TASK ▸ Go line by line through the entries and show those that hold the string "колесо".

RECORDS SHOWN ▸
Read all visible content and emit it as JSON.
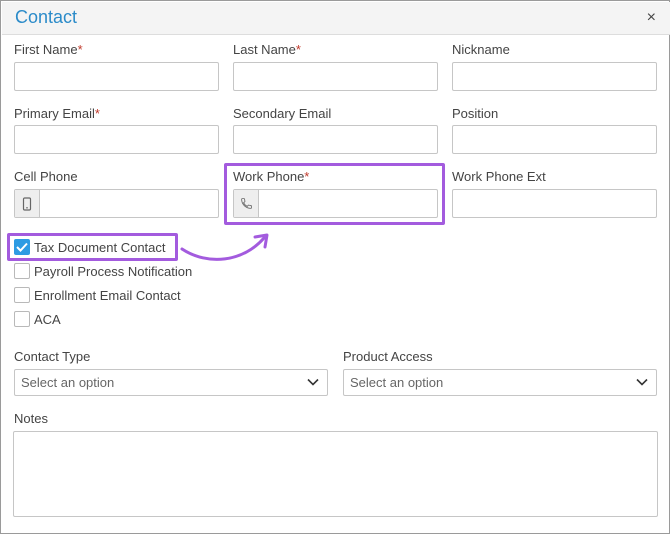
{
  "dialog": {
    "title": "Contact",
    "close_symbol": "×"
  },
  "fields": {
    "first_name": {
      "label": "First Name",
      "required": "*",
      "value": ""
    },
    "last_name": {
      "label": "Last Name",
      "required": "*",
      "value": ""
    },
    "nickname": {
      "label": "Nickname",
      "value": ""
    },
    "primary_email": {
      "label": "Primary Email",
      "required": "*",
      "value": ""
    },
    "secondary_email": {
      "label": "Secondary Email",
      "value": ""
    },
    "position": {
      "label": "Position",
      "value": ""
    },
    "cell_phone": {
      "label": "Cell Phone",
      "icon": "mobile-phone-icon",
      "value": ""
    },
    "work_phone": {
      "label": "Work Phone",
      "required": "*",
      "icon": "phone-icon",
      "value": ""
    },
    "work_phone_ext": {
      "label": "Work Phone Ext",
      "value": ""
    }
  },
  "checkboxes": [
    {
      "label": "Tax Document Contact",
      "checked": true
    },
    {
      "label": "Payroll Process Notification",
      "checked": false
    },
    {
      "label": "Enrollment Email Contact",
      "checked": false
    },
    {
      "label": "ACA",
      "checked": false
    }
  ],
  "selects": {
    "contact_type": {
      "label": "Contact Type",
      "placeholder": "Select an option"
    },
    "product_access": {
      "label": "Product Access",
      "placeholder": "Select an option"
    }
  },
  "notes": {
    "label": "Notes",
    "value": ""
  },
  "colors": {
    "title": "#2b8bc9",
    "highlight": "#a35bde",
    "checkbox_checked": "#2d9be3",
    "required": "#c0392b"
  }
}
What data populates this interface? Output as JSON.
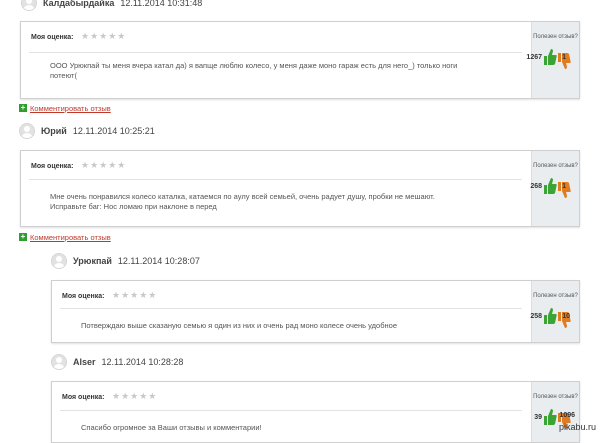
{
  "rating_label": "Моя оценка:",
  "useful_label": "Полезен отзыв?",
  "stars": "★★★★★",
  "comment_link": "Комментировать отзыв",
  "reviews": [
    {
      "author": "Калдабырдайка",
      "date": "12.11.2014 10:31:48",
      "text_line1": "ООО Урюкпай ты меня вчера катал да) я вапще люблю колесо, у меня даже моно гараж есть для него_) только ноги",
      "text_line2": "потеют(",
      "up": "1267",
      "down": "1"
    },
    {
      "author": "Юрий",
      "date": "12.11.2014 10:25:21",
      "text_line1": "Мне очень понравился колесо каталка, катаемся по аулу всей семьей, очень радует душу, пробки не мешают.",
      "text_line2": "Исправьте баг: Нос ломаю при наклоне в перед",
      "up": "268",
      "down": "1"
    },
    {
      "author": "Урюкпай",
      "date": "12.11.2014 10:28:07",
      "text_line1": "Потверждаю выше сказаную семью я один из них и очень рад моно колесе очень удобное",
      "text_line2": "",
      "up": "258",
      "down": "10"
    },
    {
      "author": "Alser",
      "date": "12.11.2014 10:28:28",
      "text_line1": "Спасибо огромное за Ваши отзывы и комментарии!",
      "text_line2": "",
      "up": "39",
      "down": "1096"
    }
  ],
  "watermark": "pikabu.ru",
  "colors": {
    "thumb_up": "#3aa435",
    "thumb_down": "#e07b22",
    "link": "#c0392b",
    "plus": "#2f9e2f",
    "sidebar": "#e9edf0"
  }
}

ANSWER SECTION ▸
      "text_line1": "ООО Урюкпай ты меня вчера катал да) я вапще люблю колесо, у меня даже моно гараж есть для него_) только ноги",
      "text_line1": "Мне очень понравился колесо каталка, катаемся по аулу всей семьей, очень радует душу, пробки не мешают.",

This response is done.